My listenings in place intensify my noticing of »background« ambience, the repetitive, rhythmic sounds; familiar, in the composition of place, this is the percussive rhythm to which my everyday is entrained. I sometimes treat place as »nature« which, when viewed as a »substance« might appear »comfortingly present, endless, normal, straight.« I reach for audio-gathering equipment. I return to familiar places, and wait, and hope for a repeat performance, sometimes revealing an extractive white colonialist instinct that is »possessive and protective about asset accumulation and ownership.« Place eludes my desire for capture and control, and I leave with an empty memory card.
The recording device displays its void:
Zero-zero. In linear temporal media these zeroes signal a beginning, the null-duration of audio-visuals not-yet-experienced. On a digital clock: midnight, the »middle« of the night, ending one day and beginning the next. On a recording device: data accumulation not-yet begun. On a digital media playhead: a paused start. A frontier zero time punctuation in the ideology of the roll-out of linear time.
Cyclical, rhythmic place »has nothing to do with good old reliable constancy« and does not conform to linear expectations. »Nature« is not a »stable background« to human life, a confused misconception reinforced by Western cultural concepts of an abstract clock like UTC which – despite ecological crises – »problematically projects an unending future no matter the context.« Places in »Australia« are not static locations or settings. Rather, »these are places that are best understood as endless events … fluid or airy or ethereal and constantly altering.« In white settler-colonial imaginings, »authentic Australian identity« is »set against the great silence of the bush«, but »just as the land was not ›empty‹ nor ›belonging to no-one‹, neither was the soundscape silent.«
The English colonization of Australia was premised on »uninhabited,« »empty land« deemed »Terra Nullius«: land without signs of ownership, occupation and government visible to the colonizers. It developed into an effort to permanently extinguish indigenous people: their bodies, identities, cultures, languages; their knowledges. Genocide.
My generational connections to this continent are rooted in English and Irish convict-settler ancestry based on theft and possession that has been »jealously guarded by white Australians« while »the white body was the norm and measure for identifying who could belong.« My white, colonizing body should not be the measurement scale of this place. Reflecting on the extractivism inherent in settler-colonial formations of land, Dan Tout reminds us that settler-colonies are premised on »the foundational projection of permanent territorial sovereignty;« settlers arrive uninvited and then outstay their welcome, if they were ever welcomed at all. Home is not permanent, and a claim made on place doesn’t grant ongoing access. Movement is vital to place-knowledge: »Country calls for activity; it needs rousing engagement more than it needs settlement.«

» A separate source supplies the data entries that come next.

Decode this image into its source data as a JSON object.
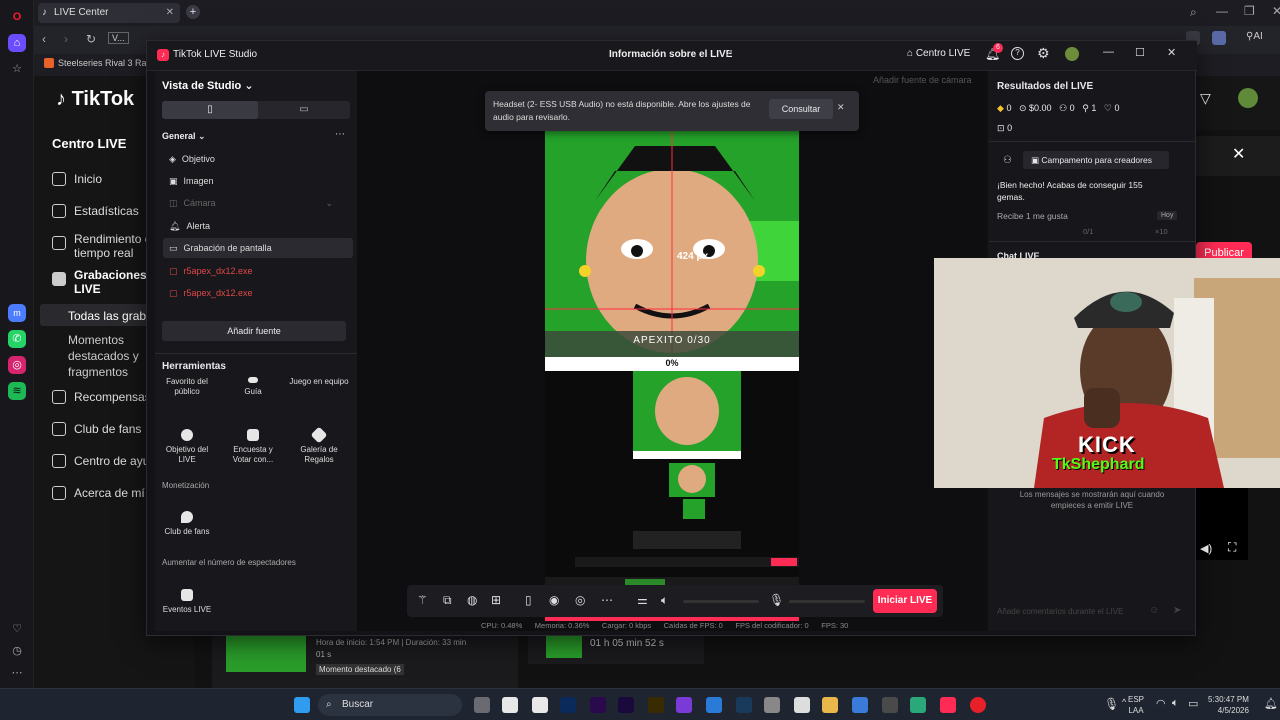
{
  "browser": {
    "tab_title": "LIVE Center",
    "bookmark": "Steelseries Rival 3 Ra...",
    "address_chip": "V..."
  },
  "bg_page": {
    "logo": "TikTok",
    "heading": "Centro LIVE",
    "nav": [
      "Inicio",
      "Estadísticas",
      "Rendimiento e",
      "tiempo real",
      "Grabaciones",
      "LIVE",
      "Todas las graba",
      "Momentos",
      "destacados y",
      "fragmentos",
      "Recompensas",
      "Club de fans",
      "Centro de ayu",
      "Acerca de mí"
    ],
    "publish_button": "Publicar",
    "recording": {
      "start": "Hora de inicio: 1:54 PM | Duración: 33 min",
      "start2": "01 s",
      "highlight": "Momento destacado (6",
      "duration2": "01 h 05 min 52 s"
    }
  },
  "studio": {
    "app_title": "TikTok LIVE Studio",
    "center_title": "Información sobre el LIVE",
    "centro_live": "Centro LIVE",
    "notif_count": "6",
    "studio_view": "Vista de Studio",
    "scene_section": "General",
    "sources": [
      "Objetivo",
      "Imagen",
      "Cámara",
      "Alerta",
      "Grabación de pantalla",
      "r5apex_dx12.exe",
      "r5apex_dx12.exe"
    ],
    "add_source": "Añadir fuente",
    "tools_title": "Herramientas",
    "tools": [
      "Favorito del público",
      "Guía",
      "Juego en equipo",
      "Objetivo del LIVE",
      "Encuesta y Votar con...",
      "Galería de Regalos"
    ],
    "monetization": "Monetización",
    "fan_club": "Club de fans",
    "increase_viewers": "Aumentar el número de espectadores",
    "live_events": "Eventos LIVE",
    "toast_text1": "Headset (2- ESS USB Audio) no está disponible. Abre los ajustes de",
    "toast_text2": "audio para revisarlo.",
    "toast_button": "Consultar",
    "add_camera_hint": "Añadir fuente de cámara",
    "px_label": "424 px",
    "goal_label": "APEXITO 0/30",
    "goal_percent": "0%",
    "start_live": "Iniciar LIVE",
    "stats": {
      "cpu": "CPU: 0.48%",
      "memory": "Memoria: 0.36%",
      "upload": "Cargar: 0 kbps",
      "fps_drop": "Caídas de FPS: 0",
      "enc_fps": "FPS del codificador: 0",
      "fps": "FPS: 30"
    },
    "results_title": "Resultados del LIVE",
    "results": {
      "diamonds": "0",
      "money": "$0.00",
      "viewers": "0",
      "followers": "1",
      "likes": "0",
      "gifts": "0"
    },
    "bootcamp": "Campamento para creadores",
    "congrats1": "¡Bien hecho! Acabas de conseguir 155",
    "congrats2": "gemas.",
    "reward": "Recibe 1 me gusta",
    "reward_badge": "Hoy",
    "reward_progress": "0/1",
    "reward_bonus": "×10",
    "chat_title": "Chat LIVE",
    "chat_empty1": "Los mensajes se mostrarán aquí cuando",
    "chat_empty2": "empieces a emitir LIVE",
    "chat_placeholder": "Añade comentarios durante el LIVE"
  },
  "webcam": {
    "kick": "KICK",
    "handle": "TkShephard"
  },
  "taskbar": {
    "search": "Buscar",
    "lang1": "ESP",
    "lang2": "LAA",
    "time": "5:30:47 PM",
    "date": "4/5/2026"
  },
  "colors": {
    "accent": "#fe2c55",
    "kick_green": "#53fc18",
    "stream_green": "#1fa31f"
  }
}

I do my best to enact »rousing engagement« through acts of care and active participation in place – led by listening. I try to reject and resist extractive and accumulative impulses. A library of field recordings will always be incomplete, I cannot fully represent or capture place, and I cannot grasp for an »ending« where the timeline of place-listening is complete.
Listening to and with place, I notice more-than-human temporalities that elude measurement, prediction, expectation, control. A frustrating escalation of pigeon coos that vibrate from all sides. Worms »squelch and schlurp« when I’m turning the compost. Rustling wetland reeds. A thrilling portamento of a faraway currawong. A drone of traffic and machine diggers. The crack of a seed pod and the scatter of its insides. My hesitating breaths. I take up Anna Tsing’s assemblage thinking:
Patterns of unintentional coordination develop in assemblages. To notice such patterns means watching the interplay of temporal rhythms and scales in the divergent lifeways that gather.
Imagining futures outside capitalism’s monodirectional and cumulative »progress stories,« Tsing turns instead toward »temporal polyphony« of third nature: »open-ended assemblages of entangled ways of life, as these coalesce in coordination across many kinds of temporal rhythms.« I continue assembling temporal rhythms between body-listening, place-listening and digital-listening. I sow seeds. I feel elongated evenings as seasons shift toward blooming flowers. I watch a waxing moon. I dig with worms. I gather seeds. These listenings cannot be felt in the web browser. But my use of web coding informs my understandings of place, and vice-versa. Moon phases can be measured in fractions. Sunset time can be checked as a percentage difference from the 24-hour hundred percent. These clock time measures are outside my body’s measures, but they facilitate me putting shapes around my listenings. I try to coalesce varied and sometimes contradictory, sometimes complementary senses of time, allowing for forms of knowledge beyond measurement but within embodied comprehension.